[Website and app data records]
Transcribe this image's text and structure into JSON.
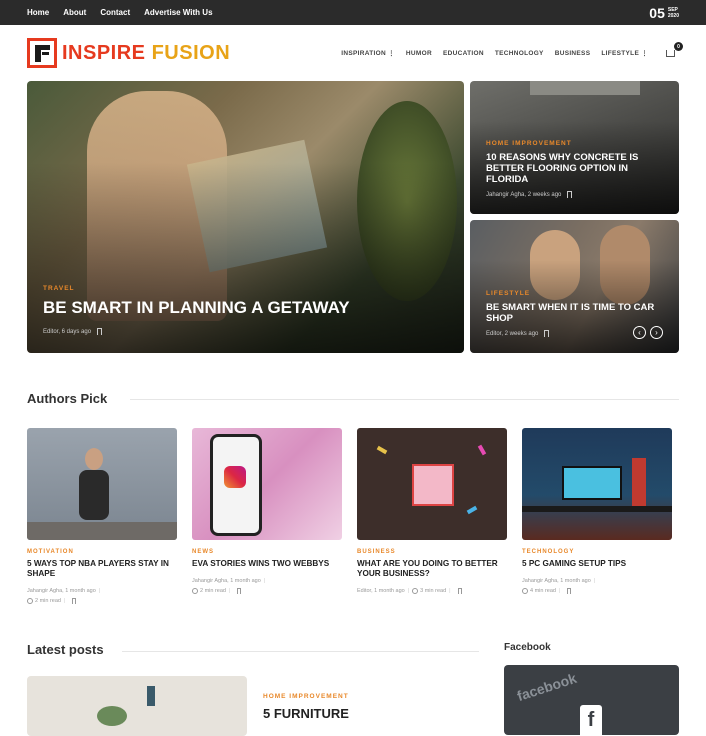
{
  "topbar": {
    "links": [
      "Home",
      "About",
      "Contact",
      "Advertise With Us"
    ],
    "date_day": "05",
    "date_month": "SEP",
    "date_year": "2020"
  },
  "header": {
    "logo_part1": "INSPIRE",
    "logo_part2": "FUSION",
    "nav": [
      "INSPIRATION",
      "HUMOR",
      "EDUCATION",
      "TECHNOLOGY",
      "BUSINESS",
      "LIFESTYLE"
    ],
    "cart_count": "0"
  },
  "hero": {
    "main": {
      "category": "TRAVEL",
      "title": "BE SMART IN PLANNING A GETAWAY",
      "byline": "Editor, 6 days ago"
    },
    "side1": {
      "category": "HOME IMPROVEMENT",
      "title": "10 REASONS WHY CONCRETE IS BETTER FLOORING OPTION IN FLORIDA",
      "byline": "Jahangir Agha, 2 weeks ago"
    },
    "side2": {
      "category": "LIFESTYLE",
      "title": "BE SMART WHEN IT IS TIME TO CAR SHOP",
      "byline": "Editor, 2 weeks ago"
    }
  },
  "authors_pick": {
    "heading": "Authors Pick",
    "items": [
      {
        "category": "MOTIVATION",
        "title": "5 WAYS TOP NBA PLAYERS STAY IN SHAPE",
        "author": "Jahangir Agha, 1 month ago",
        "read": "2 min read"
      },
      {
        "category": "NEWS",
        "title": "EVA STORIES WINS TWO WEBBYS",
        "author": "Jahangir Agha, 1 month ago",
        "read": "2 min read"
      },
      {
        "category": "BUSINESS",
        "title": "WHAT ARE YOU DOING TO BETTER YOUR BUSINESS?",
        "author": "Editor, 1 month ago",
        "read": "3 min read"
      },
      {
        "category": "TECHNOLOGY",
        "title": "5 PC GAMING SETUP TIPS",
        "author": "Jahangir Agha, 1 month ago",
        "read": "4 min read"
      }
    ]
  },
  "latest": {
    "heading": "Latest posts",
    "first": {
      "category": "HOME IMPROVEMENT",
      "title": "5 FURNITURE"
    }
  },
  "sidebar": {
    "facebook_heading": "Facebook",
    "facebook_image_text": "facebook"
  },
  "colors": {
    "accent": "#e8882a",
    "topbar": "#2b2b2b"
  }
}
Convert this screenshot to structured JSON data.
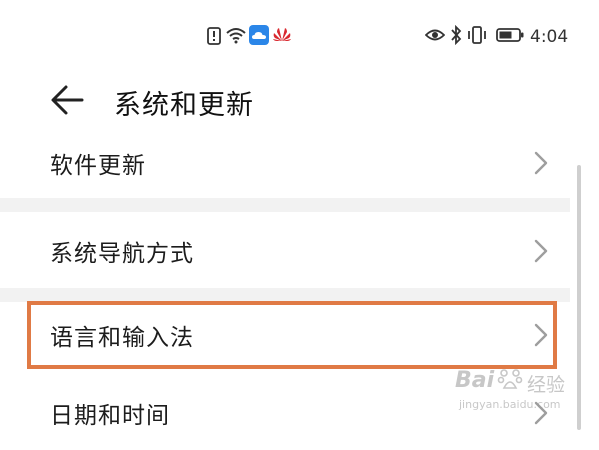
{
  "status_bar": {
    "time": "4:04",
    "left_icons": [
      "alert-icon",
      "wifi-icon",
      "cloud-icon",
      "huawei-logo-icon"
    ],
    "right_icons": [
      "eye-icon",
      "bluetooth-icon",
      "vibrate-icon",
      "battery-icon"
    ]
  },
  "header": {
    "title": "系统和更新",
    "back_icon": "back-arrow-icon"
  },
  "settings": {
    "items": [
      {
        "label": "软件更新"
      },
      {
        "label": "系统导航方式"
      },
      {
        "label": "语言和输入法",
        "highlighted": true
      },
      {
        "label": "日期和时间"
      }
    ]
  },
  "watermark": {
    "brand": "Bai",
    "brand_suffix": "经验",
    "url": "jingyan.baidu.com"
  },
  "colors": {
    "highlight_border": "#e07a45",
    "divider": "#f2f2f2",
    "chevron": "#9e9e9e"
  }
}
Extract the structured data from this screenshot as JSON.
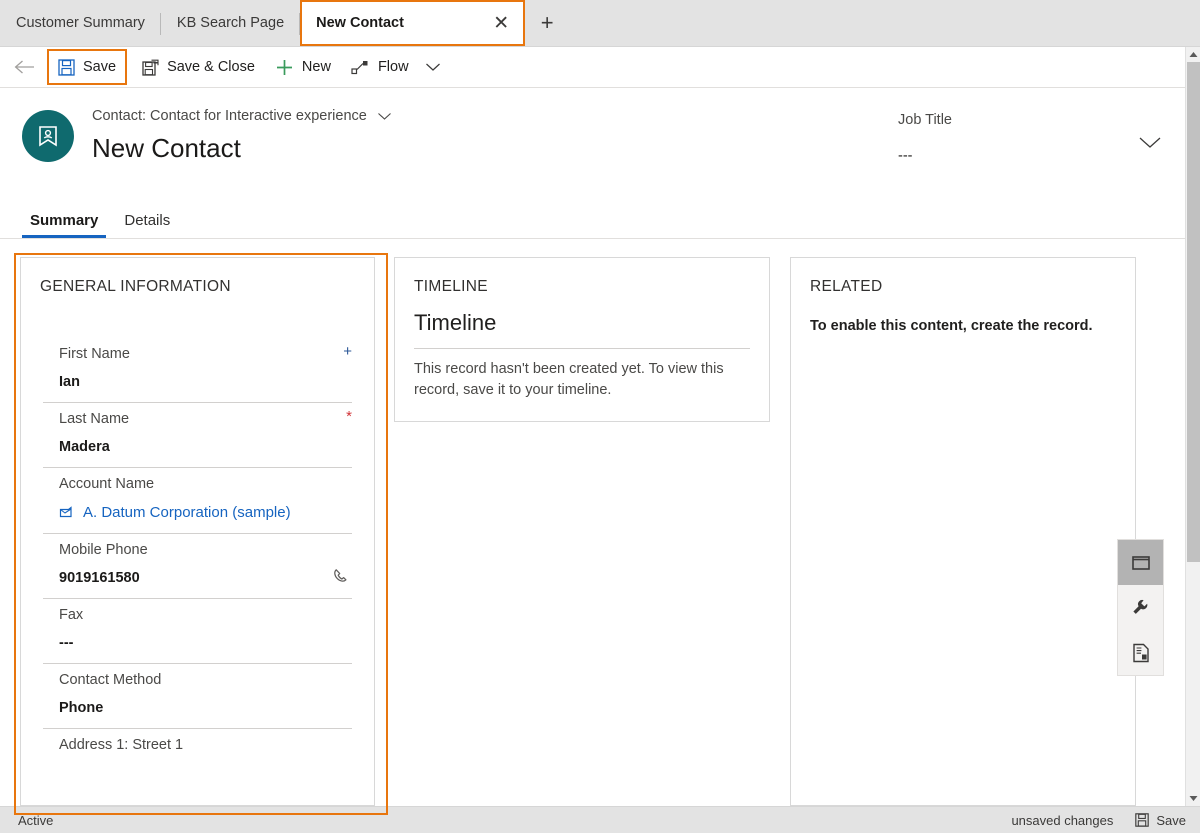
{
  "tabs": {
    "items": [
      {
        "label": "Customer Summary",
        "active": false
      },
      {
        "label": "KB Search Page",
        "active": false
      },
      {
        "label": "New Contact",
        "active": true
      }
    ],
    "close_glyph": "✕",
    "new_tab_glyph": "+"
  },
  "command_bar": {
    "back_label": "Back",
    "save_label": "Save",
    "save_close_label": "Save & Close",
    "new_label": "New",
    "flow_label": "Flow"
  },
  "record_header": {
    "entity_line": "Contact: Contact for Interactive experience",
    "record_name": "New Contact",
    "header_field_label": "Job Title",
    "header_field_value": "---"
  },
  "form_tabs": [
    {
      "label": "Summary",
      "selected": true
    },
    {
      "label": "Details",
      "selected": false
    }
  ],
  "general_information": {
    "section_title": "GENERAL INFORMATION",
    "fields": [
      {
        "label": "First Name",
        "value": "Ian",
        "marker": "+",
        "marker_kind": "plus",
        "icon": "",
        "link": false
      },
      {
        "label": "Last Name",
        "value": "Madera",
        "marker": "*",
        "marker_kind": "star",
        "icon": "",
        "link": false
      },
      {
        "label": "Account Name",
        "value": "A. Datum Corporation (sample)",
        "marker": "",
        "marker_kind": "",
        "icon": "account-lookup-icon",
        "link": true
      },
      {
        "label": "Mobile Phone",
        "value": "9019161580",
        "marker": "",
        "marker_kind": "",
        "icon": "phone-icon",
        "link": false
      },
      {
        "label": "Fax",
        "value": "---",
        "marker": "",
        "marker_kind": "",
        "icon": "",
        "link": false
      },
      {
        "label": "Contact Method",
        "value": "Phone",
        "marker": "",
        "marker_kind": "",
        "icon": "",
        "link": false
      },
      {
        "label": "Address 1: Street 1",
        "value": "",
        "marker": "",
        "marker_kind": "",
        "icon": "",
        "link": false
      }
    ]
  },
  "timeline": {
    "section_title": "TIMELINE",
    "heading": "Timeline",
    "empty_message": "This record hasn't been created yet.  To view this record, save it to your timeline."
  },
  "related": {
    "section_title": "RELATED",
    "empty_message": "To enable this content, create the record.",
    "rail_items": [
      {
        "name": "window-icon",
        "selected": true
      },
      {
        "name": "wrench-icon",
        "selected": false
      },
      {
        "name": "report-icon",
        "selected": false
      }
    ]
  },
  "status_bar": {
    "left_text": "Active",
    "unsaved_text": "unsaved changes",
    "save_label": "Save"
  },
  "colors": {
    "accent_orange": "#e8760e",
    "accent_blue": "#1664c0",
    "avatar_teal": "#0f6a6e",
    "required_red": "#d13438",
    "optional_blue": "#2b5797",
    "new_green": "#3a9b5c"
  }
}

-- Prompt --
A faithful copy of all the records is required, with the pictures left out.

-- Reply to the task --
Transcribe this image's text and structure into JSON.
{
  "topbar": {
    "links": [
      "Home",
      "About",
      "Contact",
      "Advertise With Us"
    ],
    "date_day": "05",
    "date_month": "SEP",
    "date_year": "2020"
  },
  "header": {
    "logo_part1": "INSPIRE",
    "logo_part2": "FUSION",
    "nav": [
      "INSPIRATION",
      "HUMOR",
      "EDUCATION",
      "TECHNOLOGY",
      "BUSINESS",
      "LIFESTYLE"
    ],
    "cart_count": "0"
  },
  "hero": {
    "main": {
      "category": "TRAVEL",
      "title": "BE SMART IN PLANNING A GETAWAY",
      "byline": "Editor, 6 days ago"
    },
    "side1": {
      "category": "HOME IMPROVEMENT",
      "title": "10 REASONS WHY CONCRETE IS BETTER FLOORING OPTION IN FLORIDA",
      "byline": "Jahangir Agha, 2 weeks ago"
    },
    "side2": {
      "category": "LIFESTYLE",
      "title": "BE SMART WHEN IT IS TIME TO CAR SHOP",
      "byline": "Editor, 2 weeks ago"
    }
  },
  "authors_pick": {
    "heading": "Authors Pick",
    "items": [
      {
        "category": "MOTIVATION",
        "title": "5 WAYS TOP NBA PLAYERS STAY IN SHAPE",
        "author": "Jahangir Agha, 1 month ago",
        "read": "2 min read"
      },
      {
        "category": "NEWS",
        "title": "EVA STORIES WINS TWO WEBBYS",
        "author": "Jahangir Agha, 1 month ago",
        "read": "2 min read"
      },
      {
        "category": "BUSINESS",
        "title": "WHAT ARE YOU DOING TO BETTER YOUR BUSINESS?",
        "author": "Editor, 1 month ago",
        "read": "3 min read"
      },
      {
        "category": "TECHNOLOGY",
        "title": "5 PC GAMING SETUP TIPS",
        "author": "Jahangir Agha, 1 month ago",
        "read": "4 min read"
      }
    ]
  },
  "latest": {
    "heading": "Latest posts",
    "first": {
      "category": "HOME IMPROVEMENT",
      "title": "5 FURNITURE"
    }
  },
  "sidebar": {
    "facebook_heading": "Facebook",
    "facebook_image_text": "facebook"
  },
  "colors": {
    "accent": "#e8882a",
    "topbar": "#2b2b2b"
  }
}
Convert this screenshot to structured JSON data.
{
  "status_bar": {
    "time": "4:04",
    "left_icons": [
      "alert-icon",
      "wifi-icon",
      "cloud-icon",
      "huawei-logo-icon"
    ],
    "right_icons": [
      "eye-icon",
      "bluetooth-icon",
      "vibrate-icon",
      "battery-icon"
    ]
  },
  "header": {
    "title": "系统和更新",
    "back_icon": "back-arrow-icon"
  },
  "settings": {
    "items": [
      {
        "label": "软件更新"
      },
      {
        "label": "系统导航方式"
      },
      {
        "label": "语言和输入法",
        "highlighted": true
      },
      {
        "label": "日期和时间"
      }
    ]
  },
  "watermark": {
    "brand": "Bai",
    "brand_suffix": "经验",
    "url": "jingyan.baidu.com"
  },
  "colors": {
    "highlight_border": "#e07a45",
    "divider": "#f2f2f2",
    "chevron": "#9e9e9e"
  }
}
Extract the structured data from this screenshot as JSON.
{
  "tabs": {
    "items": [
      {
        "label": "Customer Summary",
        "active": false
      },
      {
        "label": "KB Search Page",
        "active": false
      },
      {
        "label": "New Contact",
        "active": true
      }
    ],
    "close_glyph": "✕",
    "new_tab_glyph": "+"
  },
  "command_bar": {
    "back_label": "Back",
    "save_label": "Save",
    "save_close_label": "Save & Close",
    "new_label": "New",
    "flow_label": "Flow"
  },
  "record_header": {
    "entity_line": "Contact: Contact for Interactive experience",
    "record_name": "New Contact",
    "header_field_label": "Job Title",
    "header_field_value": "---"
  },
  "form_tabs": [
    {
      "label": "Summary",
      "selected": true
    },
    {
      "label": "Details",
      "selected": false
    }
  ],
  "general_information": {
    "section_title": "GENERAL INFORMATION",
    "fields": [
      {
        "label": "First Name",
        "value": "Ian",
        "marker": "+",
        "marker_kind": "plus",
        "icon": "",
        "link": false
      },
      {
        "label": "Last Name",
        "value": "Madera",
        "marker": "*",
        "marker_kind": "star",
        "icon": "",
        "link": false
      },
      {
        "label": "Account Name",
        "value": "A. Datum Corporation (sample)",
        "marker": "",
        "marker_kind": "",
        "icon": "account-lookup-icon",
        "link": true
      },
      {
        "label": "Mobile Phone",
        "value": "9019161580",
        "marker": "",
        "marker_kind": "",
        "icon": "phone-icon",
        "link": false
      },
      {
        "label": "Fax",
        "value": "---",
        "marker": "",
        "marker_kind": "",
        "icon": "",
        "link": false
      },
      {
        "label": "Contact Method",
        "value": "Phone",
        "marker": "",
        "marker_kind": "",
        "icon": "",
        "link": false
      },
      {
        "label": "Address 1: Street 1",
        "value": "",
        "marker": "",
        "marker_kind": "",
        "icon": "",
        "link": false
      }
    ]
  },
  "timeline": {
    "section_title": "TIMELINE",
    "heading": "Timeline",
    "empty_message": "This record hasn't been created yet.  To view this record, save it to your timeline."
  },
  "related": {
    "section_title": "RELATED",
    "empty_message": "To enable this content, create the record.",
    "rail_items": [
      {
        "name": "window-icon",
        "selected": true
      },
      {
        "name": "wrench-icon",
        "selected": false
      },
      {
        "name": "report-icon",
        "selected": false
      }
    ]
  },
  "status_bar": {
    "left_text": "Active",
    "unsaved_text": "unsaved changes",
    "save_label": "Save"
  },
  "colors": {
    "accent_orange": "#e8760e",
    "accent_blue": "#1664c0",
    "avatar_teal": "#0f6a6e",
    "required_red": "#d13438",
    "optional_blue": "#2b5797",
    "new_green": "#3a9b5c"
  }
}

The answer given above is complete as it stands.